by William H. Benson
April 6, 2017
Eleven-year-old Willie Lincoln died of typhoid fever, on Thursday, February 20 1862. The most likely cause was from drinking contaminated water drawn from the Potomac River. His mother, Mary Todd Lincoln, was hysterical with grief, and the President suffered his own private agony.
He said, “My poor boy He was too good for this earth. God has called him home. I know that he is much better off in heaven, but then we loved him so much. It is hard, hard to have him die.”
Four days later, the Lincoln family laid Willie to rest in a vault at the Oak Hill Cemetery in Georgetown, a Washington D.C. district. In the days ahead, the grief-stricken President returned again and again to the crypt to lift Willie’s body out of his vault and hold him, a strange and unusual action.
The modern-day author, George Saunders, writes short stories, mainly of the supernatural. He took the historical facts associated with Willie’s passing and then wrote a novel, Lincoln in the Bardo, now a best-seller that he first published on February 14. To the historical characters, Saunders adds a full cast of fictional characters, spirits of those buried at the Oak Hill Cemetery.
“Bardo” is a Tibetan word from Buddhism that refers to a state of existence between death and rebirth, that varies in length according to a person’s conduct in life. It is the son Willie who is in the bardo, and not the father Abraham.
In each chapter, Saunders offers a series of quotes—most are a line or two, but some a page—that he lifts from countless historical documents and then provides attribution, as to where he found each.
For example, “’Willie was burning with fever on the night of the fifth, as his mother dressed for the party. He drew every breath with difficulty. She could see that his lungs were congested and she was frightened.’ In ‘Twenty Days,’ by Dorothy Meserve Kunhardt.”

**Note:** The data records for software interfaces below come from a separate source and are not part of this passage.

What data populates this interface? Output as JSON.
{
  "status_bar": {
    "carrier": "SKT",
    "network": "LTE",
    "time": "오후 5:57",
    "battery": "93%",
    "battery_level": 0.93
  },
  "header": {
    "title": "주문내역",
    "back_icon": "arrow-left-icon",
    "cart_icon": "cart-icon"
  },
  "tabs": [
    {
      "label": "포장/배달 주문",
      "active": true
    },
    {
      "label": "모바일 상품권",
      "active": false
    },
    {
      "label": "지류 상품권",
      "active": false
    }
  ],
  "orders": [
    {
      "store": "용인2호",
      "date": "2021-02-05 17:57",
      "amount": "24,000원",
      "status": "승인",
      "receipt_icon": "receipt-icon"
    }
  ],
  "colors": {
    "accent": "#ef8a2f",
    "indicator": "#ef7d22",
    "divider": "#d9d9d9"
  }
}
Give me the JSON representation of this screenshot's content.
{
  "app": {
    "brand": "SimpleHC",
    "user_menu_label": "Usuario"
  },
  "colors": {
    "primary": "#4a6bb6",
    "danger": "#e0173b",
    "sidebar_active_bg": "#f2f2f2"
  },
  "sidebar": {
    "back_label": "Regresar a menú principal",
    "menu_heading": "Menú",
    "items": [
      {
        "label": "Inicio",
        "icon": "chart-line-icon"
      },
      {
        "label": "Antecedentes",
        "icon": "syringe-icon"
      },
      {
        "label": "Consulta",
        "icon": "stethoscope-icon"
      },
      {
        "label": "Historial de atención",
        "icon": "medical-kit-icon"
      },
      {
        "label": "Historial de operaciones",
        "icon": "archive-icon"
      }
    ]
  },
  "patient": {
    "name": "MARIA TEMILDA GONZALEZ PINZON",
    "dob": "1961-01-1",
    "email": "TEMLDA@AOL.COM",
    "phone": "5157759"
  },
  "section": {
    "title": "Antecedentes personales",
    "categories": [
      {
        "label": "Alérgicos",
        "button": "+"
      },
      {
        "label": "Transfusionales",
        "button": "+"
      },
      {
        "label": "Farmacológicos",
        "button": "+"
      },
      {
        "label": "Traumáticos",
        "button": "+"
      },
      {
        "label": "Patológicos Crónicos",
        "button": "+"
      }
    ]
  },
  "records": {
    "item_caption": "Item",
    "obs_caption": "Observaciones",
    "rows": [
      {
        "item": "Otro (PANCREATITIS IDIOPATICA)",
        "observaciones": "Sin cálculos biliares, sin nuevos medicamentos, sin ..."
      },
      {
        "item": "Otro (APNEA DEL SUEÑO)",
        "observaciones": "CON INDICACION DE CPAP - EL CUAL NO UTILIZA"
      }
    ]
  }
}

The dead gaze at the lad, and talk amongst themselves. For example, one of the dead, Reverend Everly Thomas, says, “’The newcomer was a boy of some ten or eleven years. A handsome little fellow, blinking and gazing cautiously about him.” Then, after Lincoln visited the crypt, the spirit Hans Vollman said, “And yet no one had ever come here to hold one of us, while speaking so tenderly.”
Rather than build a plot or a storyline, Saunders paints a collage, a verbal work of art. He intersperses the words of the those who witnessed Willie’s death and burial, with those of the walking, and talking, dead. One book reviewer said, “Saunders has invented a thrilling new form that deploys a kaleidoscopic, a theatrical panorama of voices.”
In a “Letter to the Editor,” dated Sunday, March 12, 2017, Jay H. Lefkowitch of New York points out how similar Saunders’s novel Lincoln in the Bardo is to an episode of The Twilight Zone, called “The Passerby.” (Season 3, episode 4.) Rod Serling wrote the story, and it first aired October 6, 1961.
Serling begins, “It began at Fort Sumter, South Carolina, and ended at a place called Appomattox. It’s littered with the residue of broken battles and shattered dreams. In just a moment, you will enter a strange province that knows neither North nor South, a place we call The Twilight Zone.”
A woman named Lavinia rocks back and forth on a chair on the front porch of a burned out house somewhere in the South. A stream of wounded and crippled soldiers pass by her house, each anxious to get to the end of the road, obscured by fog. She soon realizes that they are dead, Civil War casualties.
Lavinia sees her husband Jud, and he tells her that he too is dead, killed in a battle, and that she also died of a fever. He wants to walk on, into the fog, but she hesitates, falls to her knees, looks up, and sees Abraham Lincoln standing over her, his stove-pipe hat atop his head.
Lincoln helps Lavinia up to her feet, and then he quotes Shakespeare’s words from his play Julius Caesar. “Of all the wonders that I yet have heard, It seems to me most strange that men should fear, Seeing that death, a necessary end, will come when it will come.” Lincoln tells her that he is the final passerby, “the final casualty of the war.” She races ahead to join Jud, in the fog, at the end of the road.
Rod Serling concludes the episode. “Incident on a dirt road during the month of April, the year 1865. As we’ve already pointed out, its a road that won’t be found on a map, but it’s one of many that lead in and out of The Twilight Zone.”
George Saunders’s Lincoln in the Bardo, and Rod Serling’s “The Passerby.”